I had a new associate on my current freelance project introduce herself to me in person last night, after passing me in the hallway on Sunday and friending me on Facebook about two weeks ago. She apologized for not talking to me on Sunday, and then said she hadn’t recognized me at first. She followed it by saying, “I hope you aren’t offended, but you are so much more beautiful in real life than in your Facebook photos.” And I blinked a moment before saying of course I wasn’t offended. How could I be offended that someone thinks I’m more beautiful with my hair thrown in a messy bun, sans makeup, and running around like crazy in work mode than when I’m actually making at least half an effort to look presentable or even dressed extremely well? Could anyone be offended? Well, I guess maybe you’d like your efforts towards perfecting your outer look to be appreciated, so you could take issue on that front.
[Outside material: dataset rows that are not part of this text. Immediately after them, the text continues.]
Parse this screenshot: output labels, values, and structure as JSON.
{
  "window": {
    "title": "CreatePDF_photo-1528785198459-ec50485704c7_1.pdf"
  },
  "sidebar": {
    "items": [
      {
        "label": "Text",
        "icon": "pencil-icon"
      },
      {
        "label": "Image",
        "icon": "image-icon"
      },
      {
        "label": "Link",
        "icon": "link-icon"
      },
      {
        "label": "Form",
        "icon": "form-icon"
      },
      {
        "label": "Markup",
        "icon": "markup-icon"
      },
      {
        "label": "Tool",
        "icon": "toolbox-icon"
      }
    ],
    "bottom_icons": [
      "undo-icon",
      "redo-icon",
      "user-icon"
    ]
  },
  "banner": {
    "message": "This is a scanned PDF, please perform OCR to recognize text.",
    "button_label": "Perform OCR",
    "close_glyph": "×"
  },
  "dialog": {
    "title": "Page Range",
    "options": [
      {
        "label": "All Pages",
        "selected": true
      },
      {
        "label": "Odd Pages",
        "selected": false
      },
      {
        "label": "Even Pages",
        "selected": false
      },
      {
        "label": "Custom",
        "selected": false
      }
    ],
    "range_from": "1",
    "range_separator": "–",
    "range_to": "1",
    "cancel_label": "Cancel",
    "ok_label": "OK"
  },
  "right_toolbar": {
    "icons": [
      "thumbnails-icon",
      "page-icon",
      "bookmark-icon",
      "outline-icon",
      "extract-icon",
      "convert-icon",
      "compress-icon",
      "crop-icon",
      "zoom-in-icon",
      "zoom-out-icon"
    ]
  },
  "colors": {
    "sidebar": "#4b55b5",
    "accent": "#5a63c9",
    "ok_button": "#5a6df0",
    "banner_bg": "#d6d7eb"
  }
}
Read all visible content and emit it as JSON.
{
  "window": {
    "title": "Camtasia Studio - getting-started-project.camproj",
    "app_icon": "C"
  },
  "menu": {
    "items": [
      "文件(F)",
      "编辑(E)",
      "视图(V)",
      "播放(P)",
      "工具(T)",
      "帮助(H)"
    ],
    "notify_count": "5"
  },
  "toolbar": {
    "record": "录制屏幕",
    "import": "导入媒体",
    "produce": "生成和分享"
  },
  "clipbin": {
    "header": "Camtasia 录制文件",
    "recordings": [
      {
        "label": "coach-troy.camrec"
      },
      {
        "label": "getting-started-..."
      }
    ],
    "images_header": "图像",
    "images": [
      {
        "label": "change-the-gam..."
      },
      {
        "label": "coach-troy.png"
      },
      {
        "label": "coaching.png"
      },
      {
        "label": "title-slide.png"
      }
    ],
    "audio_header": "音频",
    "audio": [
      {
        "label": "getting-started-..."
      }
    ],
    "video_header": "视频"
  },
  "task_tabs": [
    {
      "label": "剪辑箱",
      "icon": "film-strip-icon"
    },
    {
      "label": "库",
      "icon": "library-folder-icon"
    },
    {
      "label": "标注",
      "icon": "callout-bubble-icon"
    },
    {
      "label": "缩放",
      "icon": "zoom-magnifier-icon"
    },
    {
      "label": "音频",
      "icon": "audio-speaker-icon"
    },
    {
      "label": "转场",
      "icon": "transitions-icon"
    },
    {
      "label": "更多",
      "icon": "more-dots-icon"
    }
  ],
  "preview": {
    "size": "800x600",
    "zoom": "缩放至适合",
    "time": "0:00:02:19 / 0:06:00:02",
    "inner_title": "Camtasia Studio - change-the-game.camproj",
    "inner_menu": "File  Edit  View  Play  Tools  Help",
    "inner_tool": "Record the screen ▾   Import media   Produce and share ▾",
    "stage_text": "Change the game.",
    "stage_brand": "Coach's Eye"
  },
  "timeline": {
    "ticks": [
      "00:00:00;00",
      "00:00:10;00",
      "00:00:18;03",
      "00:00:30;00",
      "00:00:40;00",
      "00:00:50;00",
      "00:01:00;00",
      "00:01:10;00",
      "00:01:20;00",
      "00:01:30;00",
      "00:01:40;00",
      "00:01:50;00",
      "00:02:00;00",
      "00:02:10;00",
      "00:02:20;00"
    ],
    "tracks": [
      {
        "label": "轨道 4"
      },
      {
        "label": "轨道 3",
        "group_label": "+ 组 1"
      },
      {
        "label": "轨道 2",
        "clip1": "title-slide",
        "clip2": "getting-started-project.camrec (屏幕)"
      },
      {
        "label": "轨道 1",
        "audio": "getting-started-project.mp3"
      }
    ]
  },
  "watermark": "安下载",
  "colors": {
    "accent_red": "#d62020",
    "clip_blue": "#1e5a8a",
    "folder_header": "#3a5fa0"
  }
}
But since I hate looking at pictures of myself anyway, I will never mind a compliment like that.
It got me thinking, though, about how we perceive beauty as a culture, and how some people see and appreciate the inner self pouring out into the outer, and how some people merely skim the surface. What does it take to open people’s eyes to other’s inner light, and what does it take to teach someone to let their inner self shine and show that beautiful soul on the surface? Or is the risk too great on either side for some?